Link Posted: 12/15/2013 10:00:46 AM EDT


Discussion ForumsJump to Quoted PostQuote History
Originally Posted By DieselEngineer:



I LOVE finnan haddie.  There is one restaurant that does it and cornbread really well in Buzzard's Bay, MA.  It is incredibly difficult to find, though.





Posted Via AR15.Com Mobile
View Quote



Typically it really IS difficult to find and in fact almost impossible without importing it directly from Scotland (and you better do that way in advance of the holidays).  However, a few years ago I discovered a Scottish trained master smoker in ME (he moved there from Scotland and brought a smoker with him) that I am convinced is even better at it than our previous suppliers from Scotland.  He gets his haddock out the north Atlantic and smokes it immediately and he really has it down to a science.  Not only that but he is a really nice guy and very easy to deal with and he is basically right in your back yard. Give him a shot. I'd bet you could still get some for Christmas





here is his website ->   http://www.stoningtonseafood.com
 
 
Link Posted: 12/15/2013 10:05:13 AM EDT
I usually abuse a goose.
Link Posted: 12/15/2013 10:13:47 AM EDT
Perogi. Kokachi. Nom, nom, nom.
Link Posted: 12/15/2013 10:31:40 AM EDT
Whatever we happen to have on hand that day usually.
Link Posted: 12/15/2013 10:41:36 AM EDT
Usually the same as Thanksgiving, turkey, prime rib, ham, etc.
Link Posted: 12/15/2013 10:59:56 AM EDT
Always oyster stew on Christmas eve, and usually prime rib on Christmas.
Link Posted: 12/15/2013 11:18:27 AM EDT
Growing up it was always a ham for Christmas. Baked beans, green beans, mashed potatoes, gravy and rolls. The ham would be baked the day before and we would have sandwiches and mixed fruit on Christmas Eve when we did the gift opening after we got older. It was a great time and brings back good memories. My wife comments on how good those times were, things changed after dad died but the wife and I still stayed true and would go to moms on Christmas eve and day. A tradition we do at our house to this day and will do this year also.
Link Posted: 12/15/2013 12:34:37 PM EDT
Discussion ForumsJump to Quoted PostQuote History
Originally Posted By fishorwife:
I had a  Stollen today. If you are German decent you will know the goodness.
View Quote

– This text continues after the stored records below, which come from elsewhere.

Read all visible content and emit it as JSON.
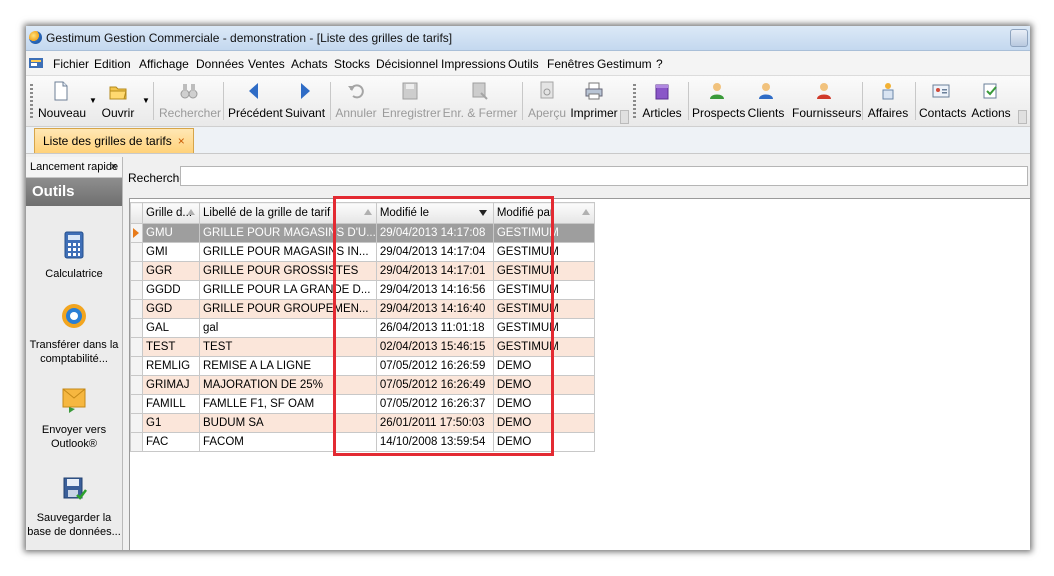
{
  "window": {
    "title": "Gestimum Gestion Commerciale - demonstration - [Liste des grilles de tarifs]"
  },
  "menu": [
    "Fichier",
    "Edition",
    "Affichage",
    "Données",
    "Ventes",
    "Achats",
    "Stocks",
    "Décisionnel",
    "Impressions",
    "Outils",
    "Fenêtres",
    "Gestimum",
    "?"
  ],
  "toolbar": {
    "nouveau": "Nouveau",
    "ouvrir": "Ouvrir",
    "rechercher": "Rechercher",
    "precedent": "Précédent",
    "suivant": "Suivant",
    "annuler": "Annuler",
    "enregistrer": "Enregistrer",
    "enr_fermer": "Enr. & Fermer",
    "apercu": "Aperçu",
    "imprimer": "Imprimer",
    "articles": "Articles",
    "prospects": "Prospects",
    "clients": "Clients",
    "fournisseurs": "Fournisseurs",
    "affaires": "Affaires",
    "contacts": "Contacts",
    "actions": "Actions"
  },
  "doc_tab": {
    "label": "Liste des grilles de tarifs",
    "close": "×"
  },
  "left_panel": {
    "header": "Lancement rapide",
    "close": "×",
    "section": "Outils",
    "items": [
      {
        "label": "Calculatrice",
        "icon": "calculator-icon"
      },
      {
        "label": "Transférer dans la comptabilité...",
        "icon": "transfer-icon"
      },
      {
        "label": "Envoyer vers Outlook®",
        "icon": "outlook-icon"
      },
      {
        "label": "Sauvegarder la base de données...",
        "icon": "save-database-icon"
      }
    ]
  },
  "search": {
    "label": "Rechercher",
    "value": ""
  },
  "grid": {
    "columns": [
      "Grille d...",
      "Libellé de la grille de tarif",
      "Modifié le",
      "Modifié par"
    ],
    "rows": [
      [
        "GMU",
        "GRILLE POUR MAGASINS D'U...",
        "29/04/2013 14:17:08",
        "GESTIMUM"
      ],
      [
        "GMI",
        "GRILLE POUR MAGASINS IN...",
        "29/04/2013 14:17:04",
        "GESTIMUM"
      ],
      [
        "GGR",
        "GRILLE POUR GROSSISTES",
        "29/04/2013 14:17:01",
        "GESTIMUM"
      ],
      [
        "GGDD",
        "GRILLE POUR LA GRANDE D...",
        "29/04/2013 14:16:56",
        "GESTIMUM"
      ],
      [
        "GGD",
        "GRILLE POUR GROUPEMEN...",
        "29/04/2013 14:16:40",
        "GESTIMUM"
      ],
      [
        "GAL",
        "gal",
        "26/04/2013 11:01:18",
        "GESTIMUM"
      ],
      [
        "TEST",
        "TEST",
        "02/04/2013 15:46:15",
        "GESTIMUM"
      ],
      [
        "REMLIG",
        "REMISE A LA LIGNE",
        "07/05/2012 16:26:59",
        "DEMO"
      ],
      [
        "GRIMAJ",
        "MAJORATION DE 25%",
        "07/05/2012 16:26:49",
        "DEMO"
      ],
      [
        "FAMILL",
        "FAMLLE F1, SF OAM",
        "07/05/2012 16:26:37",
        "DEMO"
      ],
      [
        "G1",
        "BUDUM SA",
        "26/01/2011 17:50:03",
        "DEMO"
      ],
      [
        "FAC",
        "FACOM",
        "14/10/2008 13:59:54",
        "DEMO"
      ]
    ]
  },
  "colors": {
    "highlight": "#e32a32",
    "selected_row": "#9e9e9e",
    "alt_row": "#fbe6da",
    "tab_orange": "#ffd27a"
  }
}
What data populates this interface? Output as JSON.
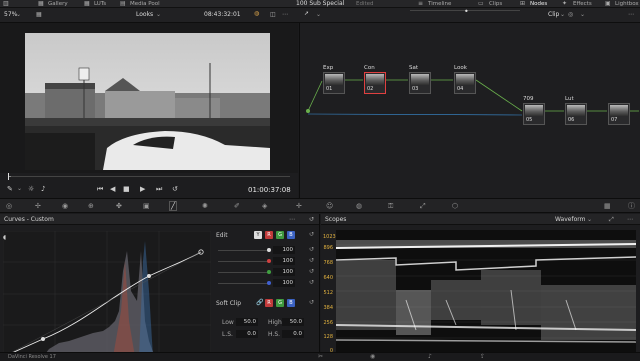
{
  "topbar": {
    "gallery": "Gallery",
    "luts": "LUTs",
    "media_pool": "Media Pool",
    "project_title": "100 Sub Special",
    "edited": "Edited",
    "timeline": "Timeline",
    "clips": "Clips",
    "nodes": "Nodes",
    "effects": "Effects",
    "lightbox": "Lightbox"
  },
  "viewer": {
    "zoom": "57%",
    "mode": "Looks",
    "timecode_top": "08:43:32:01",
    "timecode_bottom": "01:00:37:08",
    "scrub_progress": 0.01
  },
  "node_editor": {
    "mode": "Clip",
    "nodes": [
      {
        "label": "Exp",
        "id": "01"
      },
      {
        "label": "Con",
        "id": "02"
      },
      {
        "label": "Sat",
        "id": "03"
      },
      {
        "label": "Look",
        "id": "04"
      },
      {
        "label": "709",
        "id": "05"
      },
      {
        "label": "Lut",
        "id": "06"
      },
      {
        "label": "",
        "id": "07"
      }
    ]
  },
  "curves": {
    "title": "Curves - Custom",
    "edit_label": "Edit",
    "channels": [
      "Y",
      "R",
      "G",
      "B"
    ],
    "intensity": [
      "100",
      "100",
      "100",
      "100"
    ],
    "soft_clip_label": "Soft Clip",
    "low_label": "Low",
    "low_value": "50.0",
    "high_label": "High",
    "high_value": "50.0",
    "ls_label": "L.S.",
    "ls_value": "0.0",
    "hs_label": "H.S.",
    "hs_value": "0.0"
  },
  "scopes": {
    "title": "Scopes",
    "type": "Waveform",
    "scale": [
      "1023",
      "896",
      "768",
      "640",
      "512",
      "384",
      "256",
      "128",
      "0"
    ]
  },
  "footer": {
    "app": "DaVinci Resolve 17"
  },
  "colors": {
    "accent_red": "#e04040",
    "node_green": "#6ab04c",
    "node_blue": "#3a8fd6",
    "scope_bg": "#0e0e0e"
  }
}
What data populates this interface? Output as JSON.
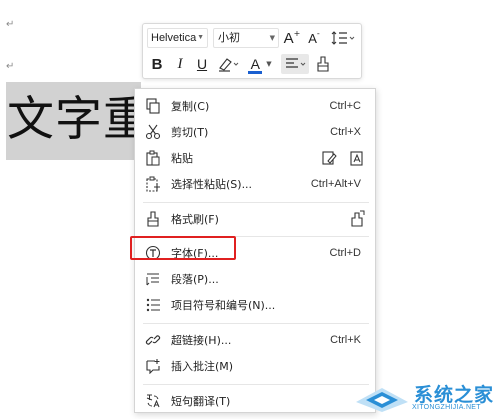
{
  "document": {
    "paragraph_mark": "↵",
    "selected_text": "文字重点"
  },
  "toolbar": {
    "font_name": "Helvetica",
    "font_size": "小初",
    "increase_font_label": "A",
    "decrease_font_label": "A",
    "bold_label": "B",
    "italic_label": "I",
    "underline_label": "U",
    "font_color_label": "A"
  },
  "menu": {
    "copy": {
      "label": "复制(C)",
      "shortcut": "Ctrl+C"
    },
    "cut": {
      "label": "剪切(T)",
      "shortcut": "Ctrl+X"
    },
    "paste": {
      "label": "粘贴"
    },
    "paste_special": {
      "label": "选择性粘贴(S)...",
      "shortcut": "Ctrl+Alt+V"
    },
    "format_painter": {
      "label": "格式刷(F)"
    },
    "font": {
      "label": "字体(F)...",
      "shortcut": "Ctrl+D"
    },
    "paragraph": {
      "label": "段落(P)..."
    },
    "bullets_numbering": {
      "label": "项目符号和编号(N)..."
    },
    "hyperlink": {
      "label": "超链接(H)...",
      "shortcut": "Ctrl+K"
    },
    "insert_comment": {
      "label": "插入批注(M)"
    },
    "translate": {
      "label": "短句翻译(T)"
    }
  },
  "watermark": {
    "title": "系统之家",
    "url": "XITONGZHIJIA.NET"
  },
  "colors": {
    "highlight": "#e02020",
    "watermark": "#2a8fd6",
    "selection": "#d2d2d2",
    "font_color_bar": "#1a5fd0"
  }
}
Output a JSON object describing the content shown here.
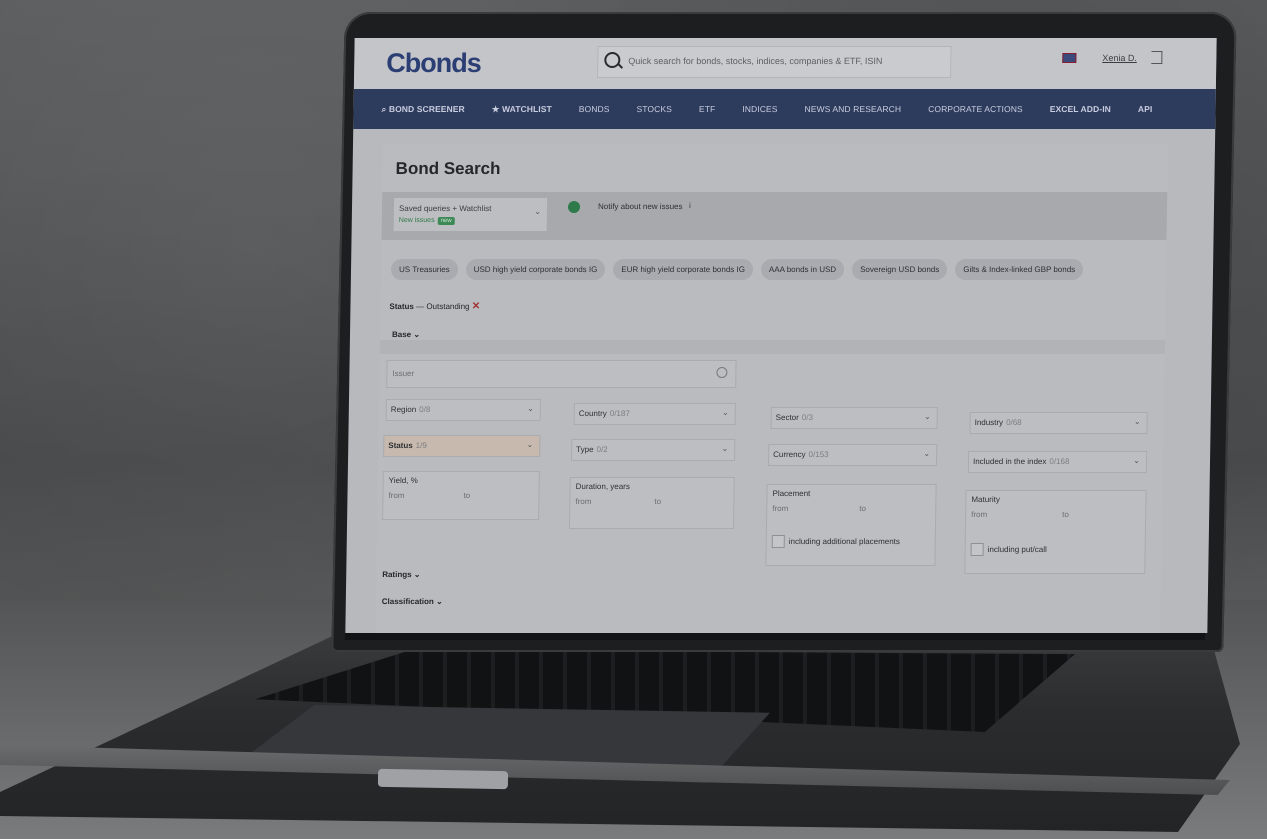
{
  "header": {
    "logo": "Cbonds",
    "search_placeholder": "Quick search for bonds, stocks, indices, companies & ETF, ISIN",
    "user_name": "Xenia D."
  },
  "nav": {
    "items": [
      {
        "label": "⌕ BOND SCREENER"
      },
      {
        "label": "★ WATCHLIST"
      },
      {
        "label": "BONDS"
      },
      {
        "label": "STOCKS"
      },
      {
        "label": "ETF"
      },
      {
        "label": "INDICES"
      },
      {
        "label": "NEWS AND RESEARCH"
      },
      {
        "label": "CORPORATE ACTIONS"
      },
      {
        "label": "EXCEL ADD-IN"
      },
      {
        "label": "API"
      }
    ]
  },
  "page": {
    "title": "Bond Search",
    "saved_queries": "Saved queries + Watchlist",
    "new_issues": "New issues",
    "new_badge": "new",
    "notify_label": "Notify about new issues",
    "presets": [
      "US Treasuries",
      "USD high yield corporate bonds IG",
      "EUR high yield corporate bonds IG",
      "AAA bonds in USD",
      "Sovereign USD bonds",
      "Gilts & Index-linked GBP bonds"
    ],
    "status_filter": {
      "label": "Status",
      "value": "— Outstanding"
    },
    "sections": {
      "base": "Base",
      "ratings": "Ratings",
      "classification": "Classification"
    },
    "issuer_placeholder": "Issuer",
    "filters": {
      "region": {
        "label": "Region",
        "count": "0/8"
      },
      "status": {
        "label": "Status",
        "count": "1/9"
      },
      "country": {
        "label": "Country",
        "count": "0/187"
      },
      "type": {
        "label": "Type",
        "count": "0/2"
      },
      "sector": {
        "label": "Sector",
        "count": "0/3"
      },
      "currency": {
        "label": "Currency",
        "count": "0/153"
      },
      "industry": {
        "label": "Industry",
        "count": "0/68"
      },
      "index": {
        "label": "Included in the index",
        "count": "0/168"
      }
    },
    "ranges": {
      "yield": "Yield, %",
      "duration": "Duration, years",
      "placement": "Placement",
      "maturity": "Maturity",
      "from": "from",
      "to": "to",
      "additional_placements": "including additional placements",
      "put_call": "including put/call"
    }
  }
}
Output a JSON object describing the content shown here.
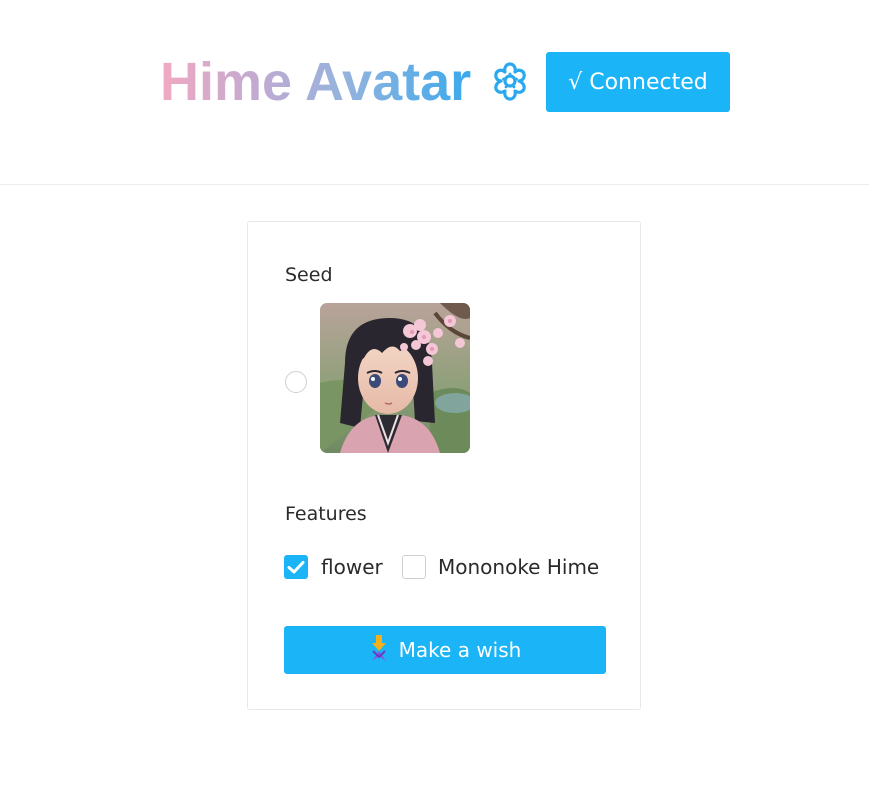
{
  "header": {
    "title": "Hime Avatar",
    "title_icon": "cherry-blossom-icon",
    "connection_button": {
      "label": "√ Connected",
      "color": "#1ab4f7"
    }
  },
  "form": {
    "seed": {
      "label": "Seed",
      "options": [
        {
          "image": "anime-girl-cherry-blossom-avatar",
          "selected": false
        }
      ]
    },
    "features": {
      "label": "Features",
      "options": [
        {
          "label": "flower",
          "checked": true
        },
        {
          "label": "Mononoke Hime",
          "checked": false
        }
      ]
    },
    "submit": {
      "label": "Make a wish",
      "icon": "wish-ribbon-icon"
    }
  },
  "colors": {
    "accent": "#1ab4f7",
    "title_gradient_start": "#f2a9c2",
    "title_gradient_end": "#3aa9ec"
  }
}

Even if you're not a decent German you will appreciate Stöllen!  Frohe Weihnachten!
Link Posted: 12/15/2013 12:38:50 PM EDT
Discussion ForumsJump to Quoted PostQuote History
Originally Posted By WindKnot1-1:


Even if you're not a decent German you will appreciate Stöllen!  Frohe Weihnachten!
View Quote View All Quotes
View All Quotes
Discussion ForumsJump to Quoted PostQuote History
Originally Posted By WindKnot1-1:
Originally Posted By fishorwife:
I had a  Stollen today. If you are German decent you will know the goodness.


Even if you're not a decent German you will appreciate Stöllen!  Frohe Weihnachten!


Thanks for reminding me of the Rindsrouladen recipe that was posted here.  

Prost!  
Link Posted: 12/15/2013 12:50:43 PM EDT
Discussion ForumsJump to Quoted PostQuote History
Originally Posted By TheYellowThing:


Thanks for reminding me of the Rindsrouladen recipe that was posted here.  

Prost!  
View Quote View All Quotes
View All Quotes
Discussion ForumsJump to Quoted PostQuote History
Originally Posted By TheYellowThing:
Originally Posted By WindKnot1-1:
Originally Posted By fishorwife:
I had a  Stollen today. If you are German decent you will know the goodness.


Even if you're not a decent German you will appreciate Stöllen!  Frohe Weihnachten!


Thanks for reminding me of the Rindsrouladen recipe that was posted here.  

Prost!  

Aldi sells that.
Link Posted: 12/15/2013 12:59:08 PM EDT
We always do seafood gumbo on Christmas Eve night.  Seems to be a tradition on the Gulf Coast.
Top Top